What is expected
What lines below include the word "Command"? Copy each one.

===== Input data

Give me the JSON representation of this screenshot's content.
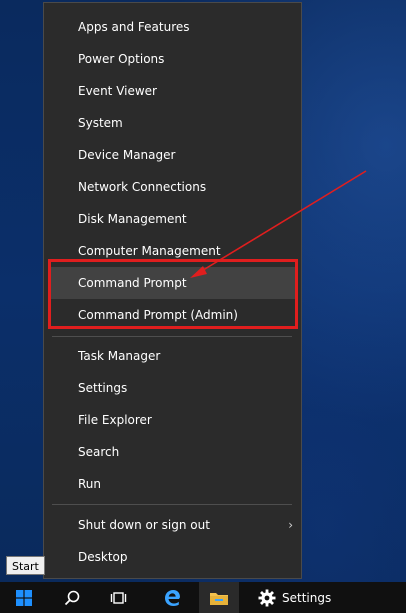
{
  "menu": {
    "items_group1": [
      "Apps and Features",
      "Power Options",
      "Event Viewer",
      "System",
      "Device Manager",
      "Network Connections",
      "Disk Management",
      "Computer Management",
      "Command Prompt",
      "Command Prompt (Admin)"
    ],
    "items_group2": [
      "Task Manager",
      "Settings",
      "File Explorer",
      "Search",
      "Run"
    ],
    "items_group3": [
      "Shut down or sign out",
      "Desktop"
    ],
    "submenu_chevron": "›"
  },
  "taskbar": {
    "start_tooltip": "Start",
    "settings_label": "Settings"
  },
  "colors": {
    "menu_bg": "#2b2b2b",
    "highlight": "#e01e1e",
    "hover": "#424242",
    "taskbar_bg": "#101010",
    "windows_blue": "#1e90ff",
    "edge_blue": "#3aa3ff",
    "explorer_yellow": "#f2c14e"
  },
  "icons": {
    "start": "windows-logo-icon",
    "search": "search-icon",
    "task_view": "task-view-icon",
    "edge": "edge-icon",
    "explorer": "file-explorer-icon",
    "settings": "gear-icon"
  }
}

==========

Answer to the problem
      "Command Prompt",
      "Command Prompt (Admin)"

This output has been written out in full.